The tenderness of red meat could be increased after research into stimulating it with short bursts of high-voltage electricity.
Meat exporter and processor Alliance Group is working with researchers to see if controlled electrical pulses can raise meat tenderness.
Whole carcasses have been subjected to electrical stimulation since the 1970s, but its tenderising effects are limited to a few muscles.
A research team, led by food science expert Dr Alaa Bekhit, of the University of Otago, has found the use of pulsed electric field (PEF) technology can make meat cuts more tender after tests on a range of beef cuts at Alliance's Pukeuri plant near Oamaru.
The study suggests the technology can safely raise meat tenderness with little change to structure or flavour.
Alliance marketing development manager Gary Maclennan said the study was another example of innovative research to improve meat quality and drive better returns.

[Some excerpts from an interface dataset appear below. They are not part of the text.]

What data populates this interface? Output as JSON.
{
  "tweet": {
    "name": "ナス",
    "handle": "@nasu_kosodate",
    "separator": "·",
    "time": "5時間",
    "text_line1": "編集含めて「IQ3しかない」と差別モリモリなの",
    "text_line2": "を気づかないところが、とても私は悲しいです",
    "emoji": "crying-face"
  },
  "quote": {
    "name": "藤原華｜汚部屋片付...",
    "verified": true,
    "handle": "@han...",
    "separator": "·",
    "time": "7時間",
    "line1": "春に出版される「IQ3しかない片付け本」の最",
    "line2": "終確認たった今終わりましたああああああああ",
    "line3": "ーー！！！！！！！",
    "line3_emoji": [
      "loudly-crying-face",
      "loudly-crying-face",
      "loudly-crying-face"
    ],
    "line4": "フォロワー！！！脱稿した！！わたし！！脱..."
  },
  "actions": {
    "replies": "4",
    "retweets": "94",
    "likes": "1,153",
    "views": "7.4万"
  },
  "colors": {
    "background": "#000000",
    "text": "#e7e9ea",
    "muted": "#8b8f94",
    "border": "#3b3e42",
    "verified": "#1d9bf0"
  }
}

"This study is encouraging for us because factors such as the time elapsed from the meat being processed to being sold overseas can have an impact on the quality of meat that consumers purchase," Maclennan said.
"The quality often comes down to natural aspects in the meat, which influence toughness, moisture and shelf life. This study indicates we may have greater control over these aspects."
The study involved a limited sample, but there was potential for the technology to be applied to less tender meat cuts, he said.
Bekhit said the study was the first step in finding out how the technology could be applied to fresh meat processing.
The tenderness of meat was an important driver of repeat buying, he said.
"Tenderness is arguably the most important quality attribute of red meat," Bekhit said.
"After the meat is cooked, many of the appearance attributes become irrelevant, and flavour can be influenced with other ingredients in the meal or added flavours."
Producing consistently tender meat was important as red meat was competing with other meat such as poultry and tender meat cuts were higher priced than less tender cuts, he said.
The research identified that differences between each carcass muscle made it impossible to deliver optimal tenderness under traditional methods.
However, PEF technology could improve the tenderness of individual muscles and maximise the value of all cuts in the carcass.
Previous research had highlighted the potential benefits of the technology to process fruit and vegetables, but the study was the first to demonstrate its usefulness in meat, Bekhit said.
The research was supported by funding from the Australian Meat Processing Corporation and Meat and Livestock Australia.